The Jewish Press recently spoke with Doron Spielman, an oleh from Detroit and vice president of the City of David Foundation, to find out what’s new in the ancient city.
The Jewish Press: First, what exactly is the City of David?
Spielman: Many people erroneously believe the Jerusalem of Biblical times was centered within the walls of the Old City. In fact, the seat of government and the palaces of King David and King Shlomo were located to the immediate south of the Temple Mount, opposite the Dung Gate, in the Kidron Valley. That area today is known as the City of David.
What’s the purpose of the City of David Foundation?
Since 1986, we’ve been working to uncover the ancient site of the City of David via archeological digs in conjunction with the Israel Antiquities Authority. As excavations are completed, the area is opened to tourism to further deepen visitors’ understanding of Jerusalem’s monumental past.
In essence, we are endeavoring to bring the Bible to life. We are working to restore the fallen sukkah of David – meaning, the Kingdom of David. The first step in doing that is to make people recognize how glorious the dynasty of David was. When people visit the site, they are overwhelmed by the history and grandeur of Jewish life in Jerusalem in Biblical times.

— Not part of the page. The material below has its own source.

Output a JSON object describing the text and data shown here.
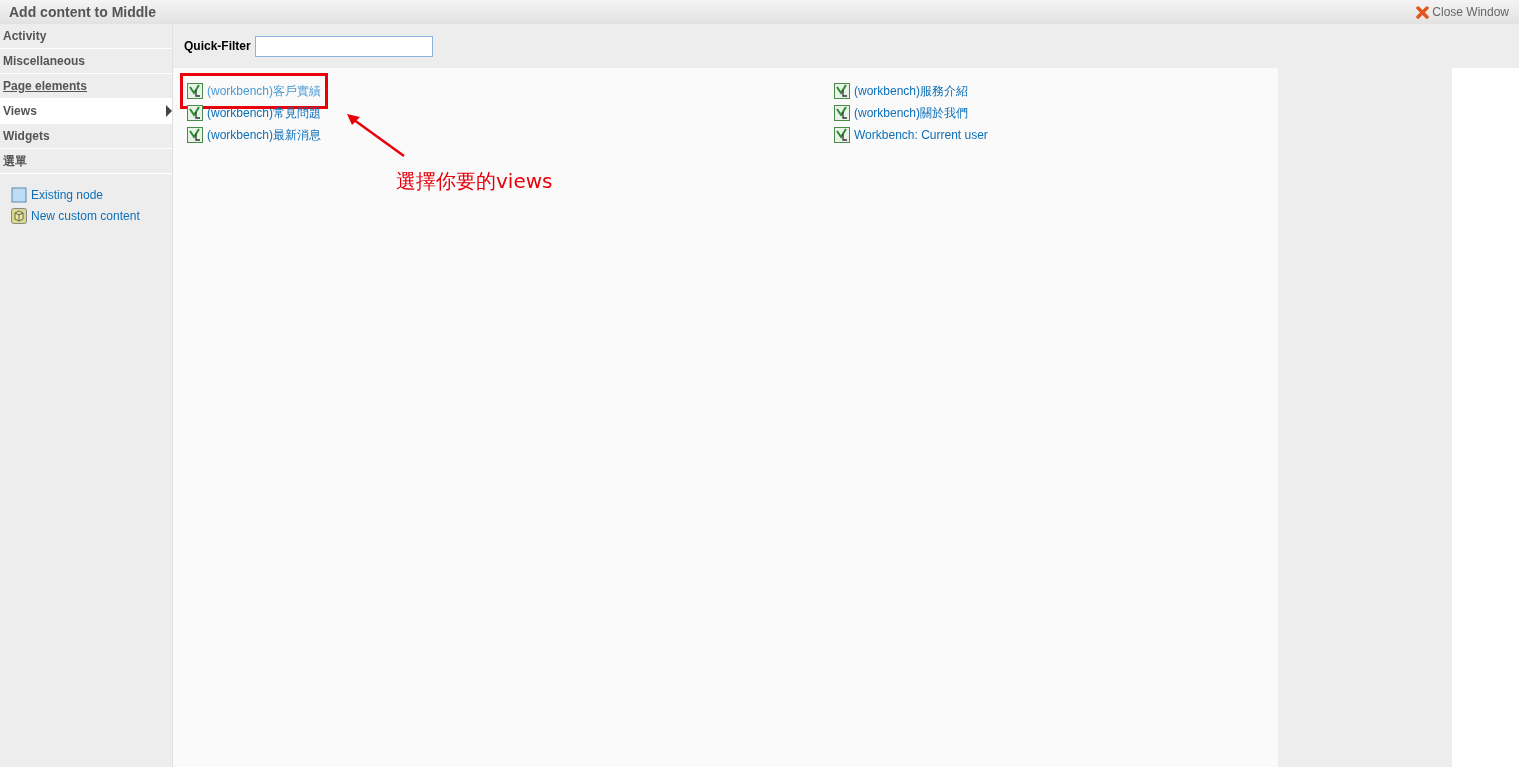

Trekking through the ancient tunnels and standing beside the immense archeological discoveries is very often a life-changing experience. This awakening leads to a yearning that our former Jewish greatness be restored.

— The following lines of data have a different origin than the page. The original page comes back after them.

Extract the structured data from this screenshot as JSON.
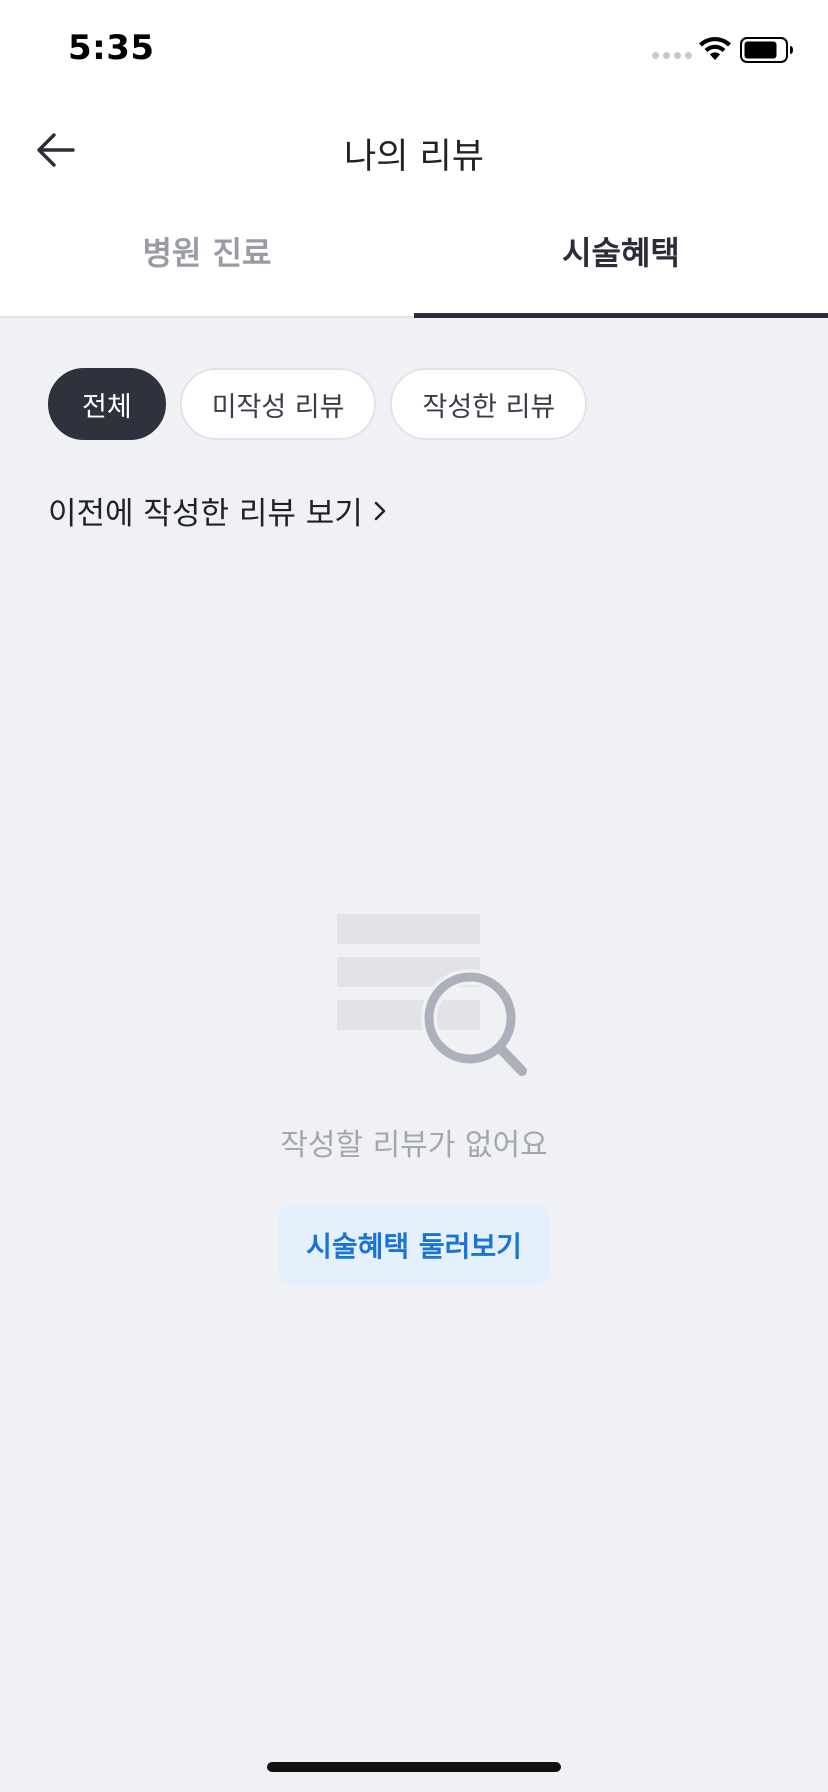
{
  "status_bar": {
    "time": "5:35"
  },
  "header": {
    "title": "나의 리뷰",
    "back_icon": "arrow-left-icon"
  },
  "tabs": [
    {
      "label": "병원 진료",
      "active": false
    },
    {
      "label": "시술혜택",
      "active": true
    }
  ],
  "filters": [
    {
      "label": "전체",
      "selected": true
    },
    {
      "label": "미작성 리뷰",
      "selected": false
    },
    {
      "label": "작성한 리뷰",
      "selected": false
    }
  ],
  "previous_reviews_link": {
    "label": "이전에 작성한 리뷰 보기",
    "icon": "chevron-right-icon"
  },
  "empty_state": {
    "icon": "document-search-icon",
    "message": "작성할 리뷰가 없어요",
    "button_label": "시술혜택 둘러보기"
  },
  "colors": {
    "background": "#f0f1f5",
    "active_tab": "#2b2e38",
    "inactive_tab": "#9a9ca5",
    "selected_chip": "#2e323d",
    "accent_blue": "#1a74d6",
    "button_bg": "#e4f0fc"
  }
}
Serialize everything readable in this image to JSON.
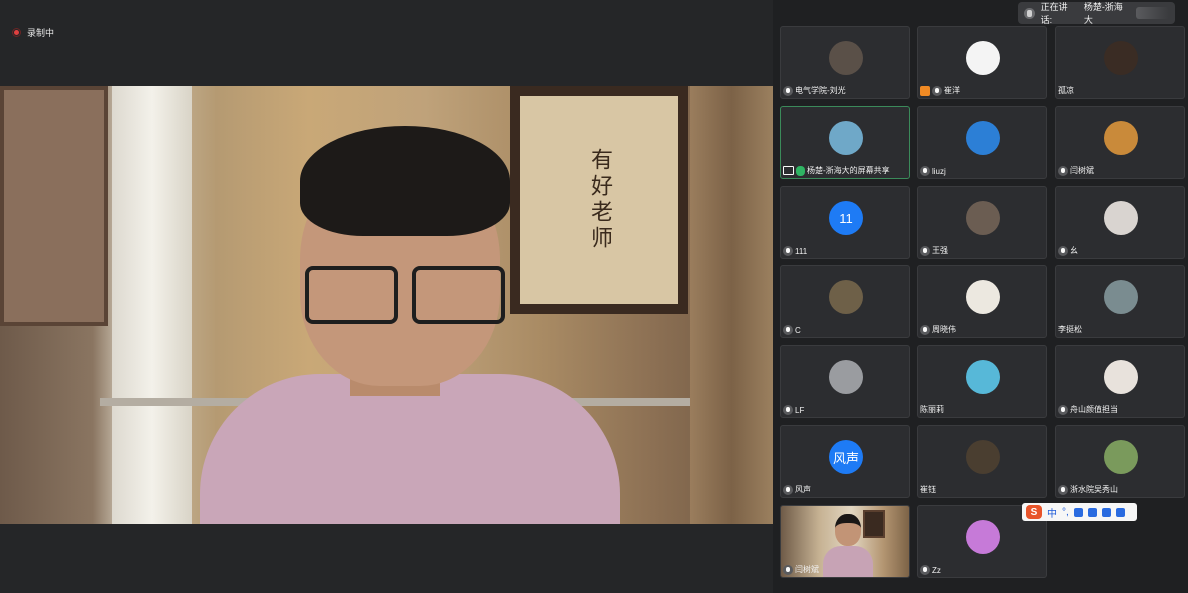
{
  "recording": {
    "label": "录制中"
  },
  "speaking": {
    "prefix": "正在讲话:",
    "name": "杨楚-浙海大"
  },
  "main_video": {
    "poster_text": "有好老师"
  },
  "participants": [
    {
      "name": "电气学院-刘光",
      "avatar": "#5a5048",
      "badge": "mic"
    },
    {
      "name": "崔洋",
      "avatar": "#f4f4f4",
      "badge": "host"
    },
    {
      "name": "孤凉",
      "avatar": "#3a2c24",
      "badge": "none"
    },
    {
      "name": "杨楚-浙海大的屏幕共享",
      "avatar": "#6fa8c8",
      "badge": "screen",
      "active": true
    },
    {
      "name": "liuzj",
      "avatar": "#2c7fd6",
      "badge": "mic"
    },
    {
      "name": "闫树斌",
      "avatar": "#c98a3a",
      "badge": "mic"
    },
    {
      "name": "111",
      "avatar_text": "11",
      "avatar": "#1e7bf5",
      "badge": "mic"
    },
    {
      "name": "王强",
      "avatar": "#6b5d52",
      "badge": "mic"
    },
    {
      "name": "幺",
      "avatar": "#d9d4d0",
      "badge": "mic"
    },
    {
      "name": "C",
      "avatar": "#6e6048",
      "badge": "mic"
    },
    {
      "name": "周晓伟",
      "avatar": "#ece8e0",
      "badge": "mic"
    },
    {
      "name": "李挺松",
      "avatar": "#7a8c90",
      "badge": "none"
    },
    {
      "name": "LF",
      "avatar": "#9a9ca0",
      "badge": "mic"
    },
    {
      "name": "陈丽莉",
      "avatar": "#57b8d8",
      "badge": "none"
    },
    {
      "name": "舟山颜值担当",
      "avatar": "#e8e2dc",
      "badge": "mic"
    },
    {
      "name": "风声",
      "avatar_text": "风声",
      "avatar": "#1e7bf5",
      "badge": "mic"
    },
    {
      "name": "崔钰",
      "avatar": "#4a3e30",
      "badge": "none"
    },
    {
      "name": "浙水院吴秀山",
      "avatar": "#7a9a5c",
      "badge": "mic"
    },
    {
      "name": "闫树斌",
      "self_video": true,
      "badge": "mic"
    },
    {
      "name": "Zz",
      "avatar": "#c67ad8",
      "badge": "mic"
    }
  ],
  "ime": {
    "logo": "S",
    "mode": "中",
    "punct": "°,"
  }
}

In Israel, people are familiar with the advertising for Ir David showing children happily splashing in a natural pool. Is that the ancient Shiloach Pool where water was drawn for the Simchat Beit HaSho’evah celebration when the Beit HaMikdash stood?
In ancient times, the Gichon Spring flowed into the Shiloach Pool. In later times, the Byzantines diverted the water and built another pool, directly next to the original pool, some 20 meters away. The pool in the photograph with the children is the Byzantine pool.
The Gichon Spring is the same as it was in the time of the Bible. It was Jerusalem’s main source of water and is mentioned many times in the Tanach. It was actually the site of King Shlomo’s coronation (I Kings 1:35, 45).
Ir David Foundation excavations led to the breathtaking restoration of the Hezekiah Tunnel and Warren’s Shaft, vital parts of the city’s ancient water system. We are currently in the process of restoring Pilgrimage Road, on which the waters of the Gichon Spring were carried to the Temple in the festive Sukkot-time water libation ceremony.
Digging through the rocky mountainside is a slow and careful undertaking, but hopefully it will be opened to the public in two to three years.
What is the latest archeological discovery?
At the beginning of September, we revealed the discovery of ornate column capitals from a royal mansion dating back to the times of the kings of Judah.
Experts agree that the beautiful capitals are the most impressive discovered to date. These stone artifacts are made of soft limestone, with decorative carvings, and among them are capitals of various sizes in the architectural style known as “Proto-Aeolian” – one of the most significant royal building features of the First Temple period and one of the visual symbols of the era.
The importance of this artistic motif as a symbol representing the Kingdoms of Judah and Israel inspired the Bank of Israel to choose it as the image that adorns the five-shekel coin of the State of Israel. Unlike the capitals, which were discovered preserved in excellent condition, the rest of the building was destroyed, probably in the Babylonian destruction of Jerusalem in 586 BCE or thereabouts.
Amazingly, there are still people who try to deny the connection of the Jewish people to ancient Jerusalem. Thank G-d, after a visit to Ir David and its surroundings, their ridiculous contentions are shattered.